looking at these options in play, an audience member of TO BE GLORFIED can choose to keep their mind operating in a more critical state where information filters through a lens of acute awareness, or they could‘let themselves go’or relax’ such as the programme notes for TO BE GLORFIED asks us to do.

Following the first option words enter into my system in a particular way, if I think of it as an image, it looks geometric or mathematical, words move to particular compartments of my brain, my limbs. Following the second option a sense of the melody and tones of what you are saying sinks into me, into my tissues, in more nomadic fashion. the words themselves are felt in the body, they shift around and change shape. and somehow, i don’t know how, a sense of meaningfulness emerges.

why do we think our way is the right way?

How this transmission of information works physiologically or at a cognitive level, I would love to know more about, but this sense of unknowing reminds me of the value and inevitability of not knowing. ha.

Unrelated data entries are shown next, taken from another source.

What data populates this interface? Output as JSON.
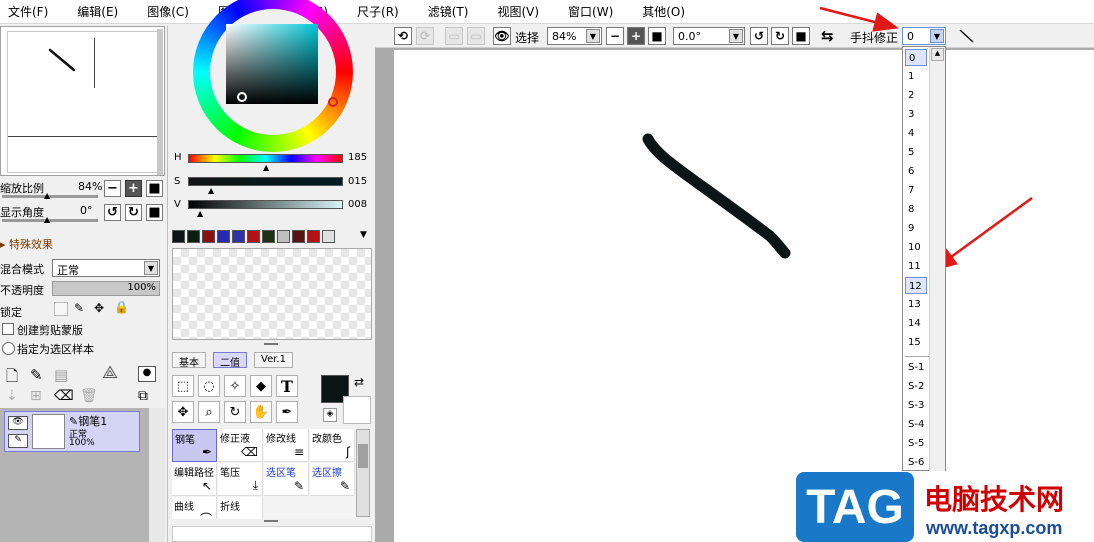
{
  "menubar": {
    "items": [
      "文件(F)",
      "编辑(E)",
      "图像(C)",
      "图层(L)",
      "选择(S)",
      "尺子(R)",
      "滤镜(T)",
      "视图(V)",
      "窗口(W)",
      "其他(O)"
    ]
  },
  "navigator": {
    "zoom_label": "缩放比例",
    "zoom_value": "84%",
    "angle_label": "显示角度",
    "angle_value": "0°"
  },
  "layer_props": {
    "effects_label": "特殊效果",
    "blend_label": "混合模式",
    "blend_value": "正常",
    "opacity_label": "不透明度",
    "opacity_value": "100%",
    "lock_label": "锁定",
    "clip_label": "创建剪贴蒙版",
    "sample_label": "指定为选区样本"
  },
  "layer": {
    "name": "钢笔1",
    "mode": "正常",
    "opacity": "100%"
  },
  "color": {
    "h_label": "H",
    "h_value": "185",
    "s_label": "S",
    "s_value": "015",
    "v_label": "V",
    "v_value": "008",
    "swatches": [
      "#0a1414",
      "#0a1e14",
      "#8a1010",
      "#2a2ab0",
      "#3232a8",
      "#b01414",
      "#1e3214",
      "#c0c0c0",
      "#5a1414",
      "#b01414",
      "#e0e0e0"
    ],
    "primary": "#0b1414",
    "secondary": "#ffffff"
  },
  "tool_tabs": [
    "基本",
    "二值",
    "Ver.1"
  ],
  "tools": {
    "text_tool": "T"
  },
  "brushes": [
    {
      "label": "钢笔",
      "active": true
    },
    {
      "label": "修正液",
      "active": false
    },
    {
      "label": "修改线",
      "active": false
    },
    {
      "label": "改颜色",
      "active": false
    },
    {
      "label": "编辑路径",
      "active": false
    },
    {
      "label": "笔压",
      "active": false
    },
    {
      "label": "选区笔",
      "active": false,
      "blue": true
    },
    {
      "label": "选区擦",
      "active": false,
      "blue": true
    },
    {
      "label": "曲线",
      "active": false
    },
    {
      "label": "折线",
      "active": false
    }
  ],
  "toolbar": {
    "select_label": "选择",
    "zoom_value": "84%",
    "angle_value": "0.0°",
    "stabilizer_label": "手抖修正",
    "stabilizer_value": "0"
  },
  "stabilizer_options": [
    "0",
    "1",
    "2",
    "3",
    "4",
    "5",
    "6",
    "7",
    "8",
    "9",
    "10",
    "11",
    "12",
    "13",
    "14",
    "15",
    "S-1",
    "S-2",
    "S-3",
    "S-4",
    "S-5",
    "S-6"
  ],
  "stabilizer_selected": "12",
  "watermark": {
    "logo": "TAG",
    "title": "电脑技术网",
    "url": "www.tagxp.com"
  }
}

what do I want to say?

So considering belief and how it influences the pathways we take as artists, i am asking myself now if there is really anything i feel compelled to say here? something that has a sense that it is known enough and is significant enough to warrant a mention?
Well there is.
I can’t give up the convictions I have inside. it’s an intuitive thing I reckon. Your work, THE PROFESSION, systems, art practices, and our relationships with it all matters. I intuitively believe that art matters. that dance is important. and even though I don’t know any of this with any certainty, and you claim that you don’t either, I still feel like I do, know that is, and that you do too.

A game of languaging, of dreaming is seeping out like long fingers, enabling spaces for thinking the future. And this writing, being a lie and a parable, ends now with a quote from last night:

“Why not think big?”